3. "Hypocrisy" estoppel as incipient speech regulation

One more thing: everyone's using the word "hypocritical" in relation to Foley's legislation on behalf of sexually exploited children. But is it necessarily "hypocritical," say, for an alcoholic to vote for prohibition? Or for a porn addict to vote for tough obscenity bans? Such legislators could be hypocrites -- or they could just be, ummm, policy experts. They may vote for restrictions because they think (rightly or wrongly) that they understand better than others why restrictions are needed. I wonder if there isn't more hypocrisy in people who vote to ban vices that they happen not to be attracted to. I have more problems with the alcoholic who's "tough on drugs" (meaning, other people's drugs) than with the child molester who's tough on child molestation.

It's not fairness to Foley that I'm concerned about; he can go either home to West Palm or to prison, as far as I care. What concerns me about the way we throw around the word "hypocritical" is that it tends toward preventing sinners (i.e. all of us) from debating public responses to sin, even where such public responses may be appropriate.

St. Thomas rightly teaches that it does not belong to the state to repress all evil; but surely it belongs to the state to repress some evil. Even libertarians agree the state should ban force and fraud. But how will it do that if the rules on "hypocrisy" inhibit debate by any who have ever committed, or even been tempted to commit, some form of force or fraud?
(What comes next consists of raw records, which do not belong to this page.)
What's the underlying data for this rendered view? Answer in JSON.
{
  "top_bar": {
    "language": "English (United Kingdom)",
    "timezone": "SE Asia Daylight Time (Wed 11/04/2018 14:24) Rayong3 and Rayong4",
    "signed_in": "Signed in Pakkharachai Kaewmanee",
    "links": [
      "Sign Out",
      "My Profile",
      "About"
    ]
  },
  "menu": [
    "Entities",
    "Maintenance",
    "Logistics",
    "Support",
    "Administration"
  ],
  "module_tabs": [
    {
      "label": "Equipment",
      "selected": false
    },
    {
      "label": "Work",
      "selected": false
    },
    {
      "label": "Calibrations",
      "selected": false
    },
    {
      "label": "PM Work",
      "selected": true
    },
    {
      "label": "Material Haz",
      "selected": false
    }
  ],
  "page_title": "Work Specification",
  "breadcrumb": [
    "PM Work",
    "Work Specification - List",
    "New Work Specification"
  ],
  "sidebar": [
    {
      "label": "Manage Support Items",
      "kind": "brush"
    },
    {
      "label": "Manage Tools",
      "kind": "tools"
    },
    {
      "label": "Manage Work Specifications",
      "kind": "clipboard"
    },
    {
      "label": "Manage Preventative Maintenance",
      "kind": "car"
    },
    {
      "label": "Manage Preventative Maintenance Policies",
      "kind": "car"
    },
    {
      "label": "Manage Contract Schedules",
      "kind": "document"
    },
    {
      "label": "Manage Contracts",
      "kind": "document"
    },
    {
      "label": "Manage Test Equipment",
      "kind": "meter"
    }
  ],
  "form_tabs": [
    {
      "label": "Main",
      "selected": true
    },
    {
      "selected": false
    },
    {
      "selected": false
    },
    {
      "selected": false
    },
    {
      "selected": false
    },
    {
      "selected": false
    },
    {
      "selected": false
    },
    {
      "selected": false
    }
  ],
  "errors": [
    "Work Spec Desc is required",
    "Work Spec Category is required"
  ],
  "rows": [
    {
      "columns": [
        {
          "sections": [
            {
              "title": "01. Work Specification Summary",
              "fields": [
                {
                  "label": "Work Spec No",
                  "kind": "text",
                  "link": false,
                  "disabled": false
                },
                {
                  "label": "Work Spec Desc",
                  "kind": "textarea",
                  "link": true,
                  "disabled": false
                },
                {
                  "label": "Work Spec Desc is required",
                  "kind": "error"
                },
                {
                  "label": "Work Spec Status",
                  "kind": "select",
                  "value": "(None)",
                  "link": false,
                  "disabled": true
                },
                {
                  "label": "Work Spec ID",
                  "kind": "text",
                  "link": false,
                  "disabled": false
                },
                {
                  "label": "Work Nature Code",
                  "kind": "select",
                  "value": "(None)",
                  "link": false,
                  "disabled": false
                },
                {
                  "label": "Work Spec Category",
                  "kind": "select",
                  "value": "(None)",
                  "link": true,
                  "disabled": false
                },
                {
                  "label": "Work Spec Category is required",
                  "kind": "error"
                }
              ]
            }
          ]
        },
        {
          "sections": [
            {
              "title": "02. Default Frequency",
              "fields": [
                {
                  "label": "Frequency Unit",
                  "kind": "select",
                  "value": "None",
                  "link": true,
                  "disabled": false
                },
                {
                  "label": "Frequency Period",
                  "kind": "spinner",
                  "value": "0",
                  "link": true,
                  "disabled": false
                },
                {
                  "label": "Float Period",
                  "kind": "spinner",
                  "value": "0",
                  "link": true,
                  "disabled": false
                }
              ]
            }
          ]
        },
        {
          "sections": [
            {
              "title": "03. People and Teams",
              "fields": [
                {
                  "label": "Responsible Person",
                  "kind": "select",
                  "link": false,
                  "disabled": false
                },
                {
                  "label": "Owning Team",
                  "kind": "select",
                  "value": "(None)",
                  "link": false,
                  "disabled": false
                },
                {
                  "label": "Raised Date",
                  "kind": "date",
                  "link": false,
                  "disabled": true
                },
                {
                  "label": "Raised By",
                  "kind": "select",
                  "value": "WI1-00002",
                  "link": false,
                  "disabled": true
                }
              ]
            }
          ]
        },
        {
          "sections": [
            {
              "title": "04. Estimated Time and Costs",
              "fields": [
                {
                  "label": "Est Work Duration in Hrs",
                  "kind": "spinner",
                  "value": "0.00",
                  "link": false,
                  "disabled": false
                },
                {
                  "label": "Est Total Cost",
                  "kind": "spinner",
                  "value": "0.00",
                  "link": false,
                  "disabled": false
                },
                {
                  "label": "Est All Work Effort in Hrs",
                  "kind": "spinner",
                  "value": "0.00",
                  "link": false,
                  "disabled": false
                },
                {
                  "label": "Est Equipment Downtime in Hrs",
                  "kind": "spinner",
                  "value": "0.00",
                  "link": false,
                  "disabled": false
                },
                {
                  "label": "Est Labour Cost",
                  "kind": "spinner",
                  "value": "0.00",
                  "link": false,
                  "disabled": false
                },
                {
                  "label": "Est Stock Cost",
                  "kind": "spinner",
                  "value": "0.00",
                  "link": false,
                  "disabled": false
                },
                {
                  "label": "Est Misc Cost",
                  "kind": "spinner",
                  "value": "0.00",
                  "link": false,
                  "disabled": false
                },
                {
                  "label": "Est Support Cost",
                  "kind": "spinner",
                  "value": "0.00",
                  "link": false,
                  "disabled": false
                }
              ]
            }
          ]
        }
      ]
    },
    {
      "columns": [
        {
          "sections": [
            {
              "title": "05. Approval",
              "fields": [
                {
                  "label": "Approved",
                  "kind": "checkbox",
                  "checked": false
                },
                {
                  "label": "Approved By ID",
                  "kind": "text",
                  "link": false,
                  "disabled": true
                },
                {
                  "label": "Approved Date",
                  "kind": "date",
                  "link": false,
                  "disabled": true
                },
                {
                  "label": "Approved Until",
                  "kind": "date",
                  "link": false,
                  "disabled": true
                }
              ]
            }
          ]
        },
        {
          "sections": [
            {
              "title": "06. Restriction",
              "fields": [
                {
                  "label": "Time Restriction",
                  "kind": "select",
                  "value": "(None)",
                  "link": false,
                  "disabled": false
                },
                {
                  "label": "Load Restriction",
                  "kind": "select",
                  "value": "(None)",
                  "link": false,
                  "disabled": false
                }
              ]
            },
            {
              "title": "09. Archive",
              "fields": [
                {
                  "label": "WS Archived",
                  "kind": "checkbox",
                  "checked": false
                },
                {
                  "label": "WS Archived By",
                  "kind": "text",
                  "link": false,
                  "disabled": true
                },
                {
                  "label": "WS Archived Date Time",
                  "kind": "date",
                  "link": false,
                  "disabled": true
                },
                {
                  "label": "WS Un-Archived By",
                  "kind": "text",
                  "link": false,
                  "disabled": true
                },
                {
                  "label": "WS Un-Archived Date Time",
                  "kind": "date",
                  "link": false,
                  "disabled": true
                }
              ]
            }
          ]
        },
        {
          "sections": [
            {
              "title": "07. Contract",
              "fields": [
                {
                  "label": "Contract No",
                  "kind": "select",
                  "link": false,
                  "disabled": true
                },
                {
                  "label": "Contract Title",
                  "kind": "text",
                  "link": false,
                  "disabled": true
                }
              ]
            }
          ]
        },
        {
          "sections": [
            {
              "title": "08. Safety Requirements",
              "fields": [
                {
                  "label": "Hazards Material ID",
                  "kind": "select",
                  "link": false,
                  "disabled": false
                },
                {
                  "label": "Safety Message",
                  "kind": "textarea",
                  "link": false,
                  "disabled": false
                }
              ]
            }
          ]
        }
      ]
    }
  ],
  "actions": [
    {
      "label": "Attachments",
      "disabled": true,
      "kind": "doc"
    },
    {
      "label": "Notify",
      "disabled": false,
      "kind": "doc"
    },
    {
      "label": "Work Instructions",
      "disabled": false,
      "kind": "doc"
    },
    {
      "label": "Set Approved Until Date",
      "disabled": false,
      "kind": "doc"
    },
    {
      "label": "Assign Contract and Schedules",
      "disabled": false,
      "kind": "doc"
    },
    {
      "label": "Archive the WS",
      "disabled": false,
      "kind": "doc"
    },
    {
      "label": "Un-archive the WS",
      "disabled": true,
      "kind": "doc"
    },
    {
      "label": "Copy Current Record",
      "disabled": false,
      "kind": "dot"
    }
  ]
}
Not infrequently, it's those who've been around the block who know best why one shouldn't go around the block. Sometimes they're the only ones who know it. So sure, let's silence exactly those people -- who benefits from that?


EDITED TO ADD some 2nd day folo: This is a tough case for the Democrats too. They don't want to be seen as soft on ephebophiles, but neither do they want to alienate their base. So what's their spin? That the dirt on Foley should have been handed over to them. Makes a certain kind of sense: you can't buy oppo research like that.

The Nation's spin is that it's all the fault of those rightwing voters in Florida who, one just knows, would never "accept" Foley "for who he was," thus creating "pressures" to stay in the closet, and once you're under that kinds of "pressures," we-el then, it's no wonder....